Retirement concern – In almost every country surveyed the majority of pre-retired people said that they were worried that they wouldn’t have enough money when they retire to provide an adequate standard of living, and this has been the case since the survey began. However, significantly fewer people in most countries said that they were actually regularly setting aside money for use in retirement (despite also acknowledging that saving or investing regularly was the most practical way to secure a comfortable retirement). A mismatch between anxiety and action which creates some potentially worrying pension provision gaps.
Working later – One response to this potential lack of retirement provision, from a consumer point of view at least, may lie in simply working until later in life. In fact, rather than seeing this an unappealing prospect, in 2008 the majority of pre-retired people agreed that they would like to work, either full time or part time, after the usual retirement age.
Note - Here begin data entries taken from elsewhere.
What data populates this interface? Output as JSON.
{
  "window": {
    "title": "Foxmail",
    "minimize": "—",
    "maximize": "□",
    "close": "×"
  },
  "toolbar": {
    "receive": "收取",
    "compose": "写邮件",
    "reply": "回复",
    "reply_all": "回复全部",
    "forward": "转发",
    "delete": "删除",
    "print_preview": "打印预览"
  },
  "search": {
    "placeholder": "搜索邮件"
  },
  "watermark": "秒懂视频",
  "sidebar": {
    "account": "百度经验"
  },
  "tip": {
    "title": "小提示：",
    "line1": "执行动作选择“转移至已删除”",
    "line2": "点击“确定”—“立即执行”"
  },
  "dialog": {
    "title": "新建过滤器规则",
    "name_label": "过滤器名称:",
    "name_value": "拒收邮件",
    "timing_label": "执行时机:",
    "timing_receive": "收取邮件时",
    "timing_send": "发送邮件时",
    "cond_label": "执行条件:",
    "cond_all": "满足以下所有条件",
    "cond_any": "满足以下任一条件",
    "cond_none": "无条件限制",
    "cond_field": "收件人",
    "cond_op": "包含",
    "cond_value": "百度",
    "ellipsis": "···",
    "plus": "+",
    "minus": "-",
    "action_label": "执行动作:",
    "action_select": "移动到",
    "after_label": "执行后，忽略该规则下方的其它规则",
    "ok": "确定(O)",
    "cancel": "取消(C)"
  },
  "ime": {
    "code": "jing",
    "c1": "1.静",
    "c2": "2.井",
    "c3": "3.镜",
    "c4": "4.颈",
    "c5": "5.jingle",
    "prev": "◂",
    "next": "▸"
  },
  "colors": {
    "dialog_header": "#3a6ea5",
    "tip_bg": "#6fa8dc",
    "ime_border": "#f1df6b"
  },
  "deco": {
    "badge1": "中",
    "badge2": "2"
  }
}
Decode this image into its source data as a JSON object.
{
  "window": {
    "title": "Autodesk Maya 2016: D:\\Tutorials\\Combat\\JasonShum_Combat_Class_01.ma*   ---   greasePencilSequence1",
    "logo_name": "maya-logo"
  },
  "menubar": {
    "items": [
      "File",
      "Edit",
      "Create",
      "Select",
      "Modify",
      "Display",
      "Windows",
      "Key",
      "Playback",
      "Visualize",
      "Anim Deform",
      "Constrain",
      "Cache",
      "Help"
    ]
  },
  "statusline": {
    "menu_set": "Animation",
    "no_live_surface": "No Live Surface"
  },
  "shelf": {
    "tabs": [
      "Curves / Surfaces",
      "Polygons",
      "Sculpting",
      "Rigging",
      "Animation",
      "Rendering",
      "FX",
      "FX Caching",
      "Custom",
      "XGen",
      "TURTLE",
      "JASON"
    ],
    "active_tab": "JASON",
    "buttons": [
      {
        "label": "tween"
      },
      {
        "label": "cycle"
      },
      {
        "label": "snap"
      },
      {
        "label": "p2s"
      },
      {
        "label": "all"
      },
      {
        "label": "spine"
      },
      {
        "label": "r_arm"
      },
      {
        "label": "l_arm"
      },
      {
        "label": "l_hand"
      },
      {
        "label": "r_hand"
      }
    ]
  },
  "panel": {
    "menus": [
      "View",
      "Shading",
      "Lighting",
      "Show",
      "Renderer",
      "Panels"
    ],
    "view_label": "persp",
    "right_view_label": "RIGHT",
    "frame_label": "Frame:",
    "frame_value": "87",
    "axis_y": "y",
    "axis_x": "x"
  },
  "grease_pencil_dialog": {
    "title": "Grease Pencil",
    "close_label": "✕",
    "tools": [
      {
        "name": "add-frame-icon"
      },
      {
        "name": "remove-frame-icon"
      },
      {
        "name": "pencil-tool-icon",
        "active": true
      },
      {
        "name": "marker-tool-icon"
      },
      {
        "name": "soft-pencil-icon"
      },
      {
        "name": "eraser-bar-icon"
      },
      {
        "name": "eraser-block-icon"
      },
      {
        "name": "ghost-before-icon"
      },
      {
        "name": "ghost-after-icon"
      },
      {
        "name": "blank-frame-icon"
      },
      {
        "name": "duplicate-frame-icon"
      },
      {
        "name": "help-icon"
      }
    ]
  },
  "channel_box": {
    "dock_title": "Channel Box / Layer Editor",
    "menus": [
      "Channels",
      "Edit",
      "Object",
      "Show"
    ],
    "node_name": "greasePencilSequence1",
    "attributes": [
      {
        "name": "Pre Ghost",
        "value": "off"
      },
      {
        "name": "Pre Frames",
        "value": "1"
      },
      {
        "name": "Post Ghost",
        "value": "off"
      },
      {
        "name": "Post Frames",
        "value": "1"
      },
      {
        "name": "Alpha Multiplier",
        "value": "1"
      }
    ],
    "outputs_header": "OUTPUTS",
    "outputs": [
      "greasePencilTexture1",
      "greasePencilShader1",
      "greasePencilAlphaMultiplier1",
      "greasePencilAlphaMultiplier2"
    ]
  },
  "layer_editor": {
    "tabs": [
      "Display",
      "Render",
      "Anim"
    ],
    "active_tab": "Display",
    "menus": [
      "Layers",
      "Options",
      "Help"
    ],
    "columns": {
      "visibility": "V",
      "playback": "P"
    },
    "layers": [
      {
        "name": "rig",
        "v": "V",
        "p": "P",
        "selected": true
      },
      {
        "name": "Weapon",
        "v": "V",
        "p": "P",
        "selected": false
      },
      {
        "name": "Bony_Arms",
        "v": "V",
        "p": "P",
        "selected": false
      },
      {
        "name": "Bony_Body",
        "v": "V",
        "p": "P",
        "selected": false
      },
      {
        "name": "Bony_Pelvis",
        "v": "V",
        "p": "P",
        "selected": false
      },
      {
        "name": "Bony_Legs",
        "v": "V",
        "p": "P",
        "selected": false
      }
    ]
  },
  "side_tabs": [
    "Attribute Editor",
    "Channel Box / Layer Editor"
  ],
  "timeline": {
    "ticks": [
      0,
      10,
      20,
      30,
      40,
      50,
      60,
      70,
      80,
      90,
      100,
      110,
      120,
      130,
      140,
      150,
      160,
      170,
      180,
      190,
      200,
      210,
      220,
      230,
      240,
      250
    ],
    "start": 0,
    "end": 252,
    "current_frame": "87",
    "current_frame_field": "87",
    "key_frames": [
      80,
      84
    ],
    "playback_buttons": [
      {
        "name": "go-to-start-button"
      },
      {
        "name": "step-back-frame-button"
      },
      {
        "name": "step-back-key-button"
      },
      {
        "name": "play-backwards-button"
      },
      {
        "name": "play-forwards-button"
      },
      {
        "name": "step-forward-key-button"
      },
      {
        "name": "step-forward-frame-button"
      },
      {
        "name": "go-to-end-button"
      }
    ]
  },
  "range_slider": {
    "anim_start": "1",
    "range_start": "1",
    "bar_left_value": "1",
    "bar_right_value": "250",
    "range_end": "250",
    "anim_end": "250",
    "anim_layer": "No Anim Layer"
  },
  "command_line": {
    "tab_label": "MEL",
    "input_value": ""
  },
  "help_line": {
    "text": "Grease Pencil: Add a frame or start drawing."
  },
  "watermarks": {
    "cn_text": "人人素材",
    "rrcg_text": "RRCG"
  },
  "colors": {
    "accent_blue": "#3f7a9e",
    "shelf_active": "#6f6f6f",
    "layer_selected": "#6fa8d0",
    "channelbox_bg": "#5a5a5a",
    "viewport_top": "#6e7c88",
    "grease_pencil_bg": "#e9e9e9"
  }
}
There was considerable geographical variation in answering this question though; the more established Asian markets such as Hong Kong, Singapore and Taiwan expressed the greatest desire to carry on their employment into their later years whilst those in Continental Europe (France, Germany, The Netherlands and Belgium) were least enamoured with the idea.
Countries covered in the 2008 research: Hong Kong, Singapore, Taiwan, China, Russia, Ireland, India, Australia, Romania, USA, Italy, Lithuania, Turkey, UK, Sri Lanka, Poland, Canada, Spain, Czech Rep, Malaysia, Hungary, Belgium, Netherlands, Germany, France.
A summary report of the key findings from the research has now been published and is available for download on Aviva’s website.